John Campbell is USI's construction practice managing partner and serves as the president of the company's wrap-up practice. USI integrates proprietary business analytics and a team-based, consultative planning process to evaluate a client's risk profile and identify targeted solutions. For more information, contact Campbell at email@example.com, 314-554-9754 or visit usi.biz.
General contractors, subcontractors and business owners risk substantial financial loss if they enter into contracts that are not supported by their insurance program.
This risk has increased since the Insurance Services Office (ISO) made significant revisions to Additional Insured Endorsement forms in 2013, creating even more unexpected exposures and liabilities.
There are now dozens of Additional Insured Endorsements which require careful review for compliance. To keep your bottom line strong, it's important to work with a broker who is able to obtain the right additional insured terms and coverage. Be sure to obtain additional insured endorsements with the broadest available language to meet these contractual requirements, as well as augmenting the contract language. When you get the additional insured wording right the first time, you save money in the long run.
The below points highlight four challenges and solutions to help general contractors, subcontractors and owners get it right when it comes to the complex language associated with additional insured endorsements.
1. Additional Insured status terminates upon project completion
Businesses are often contractually required to indemnify owners and general contractors during construction operations and after the project is completed. However, many general liability policies limit coverage for general contractors and subcontractors only during ongoing projects. The failure to provide coverage for the contractual obligation could put the general contractor or subcontractor in breach of the contract or cause them to be uninsured for the assumption of liability in the contract. It is important to review construction contracts to ensure that liabilities assumed are appropriately addressed and to work with a competent broker who is able to acquire the appropriate and adequate endorsements.
For example, a plumbing contractor needed to obtain coverage for a claim that was tendered five years after the project was completed. The claim involved a hot-water pipe that broke and burned a tenant in the building. The tenant sued the building owner, who sought coverage under the plumber's general liability policy. The plumber was contractually required to provide this coverage to the owner. However, the policy provided completed operations coverage, so the plumber was covered and not exposed to any of the damages resulting from the lawsuit.
2. Erosion of limits caused by multiple contractual agreements
Subcontractors, for example, frequently enter into many agreements where they assume the liability of others—such as owners and general contractors—through indemnification agreements. Because the parties being indemnified are essentially sharing the client's general liability limits, any claims against the indemnified parties can erode the limits available to the client.
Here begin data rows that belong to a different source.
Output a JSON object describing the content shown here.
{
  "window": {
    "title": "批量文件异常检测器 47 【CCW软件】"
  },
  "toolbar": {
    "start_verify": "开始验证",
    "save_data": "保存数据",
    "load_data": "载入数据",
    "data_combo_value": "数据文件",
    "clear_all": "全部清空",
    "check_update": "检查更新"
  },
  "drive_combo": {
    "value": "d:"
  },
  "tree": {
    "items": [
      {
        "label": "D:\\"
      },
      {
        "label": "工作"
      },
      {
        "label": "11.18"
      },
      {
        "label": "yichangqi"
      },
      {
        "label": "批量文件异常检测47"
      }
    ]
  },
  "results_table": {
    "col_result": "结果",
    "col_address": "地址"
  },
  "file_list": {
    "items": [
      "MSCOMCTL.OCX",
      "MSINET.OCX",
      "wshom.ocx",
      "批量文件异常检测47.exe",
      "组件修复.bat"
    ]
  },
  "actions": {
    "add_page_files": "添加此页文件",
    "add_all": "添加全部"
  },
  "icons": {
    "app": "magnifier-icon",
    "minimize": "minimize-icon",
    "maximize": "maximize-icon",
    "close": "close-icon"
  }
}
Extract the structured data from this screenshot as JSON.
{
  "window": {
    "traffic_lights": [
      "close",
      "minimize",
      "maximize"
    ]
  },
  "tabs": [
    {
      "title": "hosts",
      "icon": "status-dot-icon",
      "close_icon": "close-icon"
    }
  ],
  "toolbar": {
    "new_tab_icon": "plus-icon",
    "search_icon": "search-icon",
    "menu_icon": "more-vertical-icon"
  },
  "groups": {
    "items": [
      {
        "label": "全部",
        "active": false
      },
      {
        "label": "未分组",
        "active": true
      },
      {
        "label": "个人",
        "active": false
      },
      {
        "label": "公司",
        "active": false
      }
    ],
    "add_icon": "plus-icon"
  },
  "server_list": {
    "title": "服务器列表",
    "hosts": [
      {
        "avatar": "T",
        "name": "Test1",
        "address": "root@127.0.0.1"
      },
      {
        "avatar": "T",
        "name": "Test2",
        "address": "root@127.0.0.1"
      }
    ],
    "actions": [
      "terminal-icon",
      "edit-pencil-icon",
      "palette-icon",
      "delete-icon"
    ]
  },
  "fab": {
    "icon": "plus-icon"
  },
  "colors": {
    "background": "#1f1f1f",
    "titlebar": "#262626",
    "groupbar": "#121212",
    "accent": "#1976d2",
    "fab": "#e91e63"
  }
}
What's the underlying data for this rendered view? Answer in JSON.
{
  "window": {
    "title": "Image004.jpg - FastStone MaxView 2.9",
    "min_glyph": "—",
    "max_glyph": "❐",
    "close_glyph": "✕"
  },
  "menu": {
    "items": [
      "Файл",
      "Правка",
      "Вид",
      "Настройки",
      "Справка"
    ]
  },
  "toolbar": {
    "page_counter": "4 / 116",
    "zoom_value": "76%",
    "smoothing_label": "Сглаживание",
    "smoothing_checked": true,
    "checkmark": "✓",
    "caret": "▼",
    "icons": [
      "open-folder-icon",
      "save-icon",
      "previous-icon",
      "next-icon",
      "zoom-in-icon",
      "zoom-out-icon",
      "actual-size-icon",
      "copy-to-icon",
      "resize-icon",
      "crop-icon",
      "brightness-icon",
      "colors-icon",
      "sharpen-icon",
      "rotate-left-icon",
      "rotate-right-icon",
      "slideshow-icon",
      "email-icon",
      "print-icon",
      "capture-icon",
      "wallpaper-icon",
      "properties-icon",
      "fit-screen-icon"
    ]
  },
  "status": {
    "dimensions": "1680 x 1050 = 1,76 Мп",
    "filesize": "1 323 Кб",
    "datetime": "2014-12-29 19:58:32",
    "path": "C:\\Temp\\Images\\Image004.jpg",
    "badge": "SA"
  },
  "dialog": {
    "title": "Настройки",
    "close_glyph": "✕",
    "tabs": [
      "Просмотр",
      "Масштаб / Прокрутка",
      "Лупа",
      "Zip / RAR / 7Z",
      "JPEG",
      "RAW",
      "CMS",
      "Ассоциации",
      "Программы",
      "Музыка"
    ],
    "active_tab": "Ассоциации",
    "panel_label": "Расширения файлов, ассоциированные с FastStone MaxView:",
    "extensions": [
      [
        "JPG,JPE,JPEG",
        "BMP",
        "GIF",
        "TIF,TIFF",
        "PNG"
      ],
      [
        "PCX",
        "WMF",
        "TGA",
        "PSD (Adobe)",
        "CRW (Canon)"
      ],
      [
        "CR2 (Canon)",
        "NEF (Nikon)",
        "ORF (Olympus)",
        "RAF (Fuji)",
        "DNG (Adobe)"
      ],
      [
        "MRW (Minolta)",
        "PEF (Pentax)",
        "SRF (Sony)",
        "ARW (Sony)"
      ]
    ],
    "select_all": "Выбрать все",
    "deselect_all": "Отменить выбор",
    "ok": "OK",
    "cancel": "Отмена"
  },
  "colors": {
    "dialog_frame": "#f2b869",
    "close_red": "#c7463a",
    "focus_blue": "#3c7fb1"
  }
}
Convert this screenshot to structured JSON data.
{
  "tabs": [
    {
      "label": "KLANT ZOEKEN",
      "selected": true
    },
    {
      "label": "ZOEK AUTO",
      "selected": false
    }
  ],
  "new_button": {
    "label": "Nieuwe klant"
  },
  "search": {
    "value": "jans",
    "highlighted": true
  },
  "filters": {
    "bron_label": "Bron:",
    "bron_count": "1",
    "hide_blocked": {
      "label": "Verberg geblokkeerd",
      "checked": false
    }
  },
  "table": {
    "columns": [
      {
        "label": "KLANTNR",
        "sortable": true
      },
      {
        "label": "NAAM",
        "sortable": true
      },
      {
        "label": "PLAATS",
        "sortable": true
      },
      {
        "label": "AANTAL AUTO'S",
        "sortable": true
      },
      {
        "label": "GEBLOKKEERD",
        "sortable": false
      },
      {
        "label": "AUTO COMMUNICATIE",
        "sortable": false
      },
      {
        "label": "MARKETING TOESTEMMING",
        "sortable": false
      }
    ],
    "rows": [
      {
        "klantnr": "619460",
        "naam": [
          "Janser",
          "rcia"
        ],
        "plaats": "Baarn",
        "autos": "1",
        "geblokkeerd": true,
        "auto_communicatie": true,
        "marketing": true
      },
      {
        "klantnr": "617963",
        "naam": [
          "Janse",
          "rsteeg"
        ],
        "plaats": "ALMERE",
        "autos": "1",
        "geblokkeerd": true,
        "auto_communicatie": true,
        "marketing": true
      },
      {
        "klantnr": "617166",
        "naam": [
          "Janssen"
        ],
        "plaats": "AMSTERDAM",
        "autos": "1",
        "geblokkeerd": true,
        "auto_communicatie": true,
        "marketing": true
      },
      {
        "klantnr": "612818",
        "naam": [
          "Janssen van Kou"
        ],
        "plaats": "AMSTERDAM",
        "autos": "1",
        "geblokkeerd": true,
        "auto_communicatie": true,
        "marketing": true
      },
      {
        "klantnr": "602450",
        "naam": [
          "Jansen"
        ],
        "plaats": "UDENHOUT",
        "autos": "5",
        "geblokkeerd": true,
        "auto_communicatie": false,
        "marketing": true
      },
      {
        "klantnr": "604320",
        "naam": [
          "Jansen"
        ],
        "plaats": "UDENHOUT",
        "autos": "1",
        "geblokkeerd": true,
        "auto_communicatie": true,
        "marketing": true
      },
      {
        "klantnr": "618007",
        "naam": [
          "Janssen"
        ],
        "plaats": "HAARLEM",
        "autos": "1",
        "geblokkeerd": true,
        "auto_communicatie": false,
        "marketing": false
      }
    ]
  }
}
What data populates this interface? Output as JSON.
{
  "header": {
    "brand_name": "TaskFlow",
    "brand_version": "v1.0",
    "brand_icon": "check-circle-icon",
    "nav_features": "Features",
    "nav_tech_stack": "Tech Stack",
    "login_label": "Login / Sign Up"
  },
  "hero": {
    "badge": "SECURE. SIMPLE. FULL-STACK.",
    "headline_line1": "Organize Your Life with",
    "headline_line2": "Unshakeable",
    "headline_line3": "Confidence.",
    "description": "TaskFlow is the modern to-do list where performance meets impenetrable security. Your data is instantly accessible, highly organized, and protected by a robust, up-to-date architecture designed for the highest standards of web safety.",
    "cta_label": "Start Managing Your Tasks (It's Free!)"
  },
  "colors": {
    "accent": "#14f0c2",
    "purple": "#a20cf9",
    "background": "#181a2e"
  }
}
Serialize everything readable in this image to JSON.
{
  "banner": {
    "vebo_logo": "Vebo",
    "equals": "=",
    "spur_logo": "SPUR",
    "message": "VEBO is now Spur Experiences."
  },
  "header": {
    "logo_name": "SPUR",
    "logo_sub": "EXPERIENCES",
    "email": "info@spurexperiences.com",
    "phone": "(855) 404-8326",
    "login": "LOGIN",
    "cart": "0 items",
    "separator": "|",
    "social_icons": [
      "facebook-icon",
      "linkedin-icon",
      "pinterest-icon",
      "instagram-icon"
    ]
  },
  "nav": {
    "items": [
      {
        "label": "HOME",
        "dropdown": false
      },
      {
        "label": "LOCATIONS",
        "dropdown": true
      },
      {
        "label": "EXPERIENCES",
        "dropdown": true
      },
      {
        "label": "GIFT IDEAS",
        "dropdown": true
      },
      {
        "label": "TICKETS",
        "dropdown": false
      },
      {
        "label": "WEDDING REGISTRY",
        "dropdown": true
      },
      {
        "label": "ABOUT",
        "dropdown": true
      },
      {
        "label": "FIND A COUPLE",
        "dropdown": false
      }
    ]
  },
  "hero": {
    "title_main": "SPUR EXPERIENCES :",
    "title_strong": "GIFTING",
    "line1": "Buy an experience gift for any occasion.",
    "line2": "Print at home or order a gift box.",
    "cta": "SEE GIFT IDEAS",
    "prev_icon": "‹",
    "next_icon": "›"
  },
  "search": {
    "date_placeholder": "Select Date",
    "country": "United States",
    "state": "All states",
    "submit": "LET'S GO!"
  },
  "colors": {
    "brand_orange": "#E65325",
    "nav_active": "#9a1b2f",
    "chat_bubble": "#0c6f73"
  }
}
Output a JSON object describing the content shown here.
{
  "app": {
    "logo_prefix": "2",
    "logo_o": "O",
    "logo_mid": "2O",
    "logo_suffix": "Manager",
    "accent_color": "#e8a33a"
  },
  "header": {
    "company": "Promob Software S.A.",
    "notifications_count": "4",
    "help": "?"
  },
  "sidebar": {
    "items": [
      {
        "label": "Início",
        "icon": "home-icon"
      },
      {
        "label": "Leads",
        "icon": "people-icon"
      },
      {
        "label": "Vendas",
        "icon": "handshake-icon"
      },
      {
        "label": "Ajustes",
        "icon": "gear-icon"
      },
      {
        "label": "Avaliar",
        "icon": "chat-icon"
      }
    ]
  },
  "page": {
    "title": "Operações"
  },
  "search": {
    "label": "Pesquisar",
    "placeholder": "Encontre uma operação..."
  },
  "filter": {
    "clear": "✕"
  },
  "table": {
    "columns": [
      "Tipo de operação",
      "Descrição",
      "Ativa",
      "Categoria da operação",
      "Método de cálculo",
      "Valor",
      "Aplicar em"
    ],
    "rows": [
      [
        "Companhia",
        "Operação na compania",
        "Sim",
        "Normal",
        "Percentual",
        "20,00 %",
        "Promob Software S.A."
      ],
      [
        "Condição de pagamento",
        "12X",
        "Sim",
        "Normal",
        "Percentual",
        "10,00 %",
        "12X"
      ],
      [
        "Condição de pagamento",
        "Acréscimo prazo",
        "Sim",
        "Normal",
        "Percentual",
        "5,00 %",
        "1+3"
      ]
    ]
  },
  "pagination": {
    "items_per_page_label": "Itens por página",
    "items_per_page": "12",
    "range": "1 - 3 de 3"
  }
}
The exposure for a lack of limits available to the client could potentially be in excess of $1 million.
Have your broker benchmark limits and gauge the appropriate level of coverage that would accommodate any number of additional insureds. Ask the broker to negotiate with insurance carriers to provide general liability aggregate limits on a per project basis. It can save you in the long run.
For example, a contractor's review of the contractual compliance risks associated with signing multiple contracts revealed that the contractor was legally required to provide project specific limits under many contracts. This led to a restructuring of their program to meet its contractual obligations and subsequently cover a $1.2 million claim involving a widespread HVAC system failure.
3. Lack of coverage for third parties that have no direct written
Contractors frequently agree to indemnify entities that are not party to a contract. An indemnified entity could be a project owner, tenant or owner of an adjacent property near the jobsite.
An uninsured exposure could exist if the upstream party is promised coverage but does not have a direct written contractual arrangement with the client. The exposure for agreeing to provide indemnity without having coverage to support the agreement could become extremely costly and time consuming.
Make sure your broker arranges special endorsements to protect contractors and property owners who do not have direct, written contracts with a named insured but, nonetheless, are required to have coverage.
4. Restricting coverage to only when named insured is at fault
Many additional insured endorsements, usually containing the phrase "caused in whole or in part by," provide additional insured status only if the named insured is at fault.
This restrictive language, found in many of the revised policy endorsements, is typically not recommended to clients given that it could take many years to prove "fault" in a court of law. This results in the additional insured having to provide its own defense and could mean that the contractor is in breach of their contractual obligations and potentially be exposed to defense costs.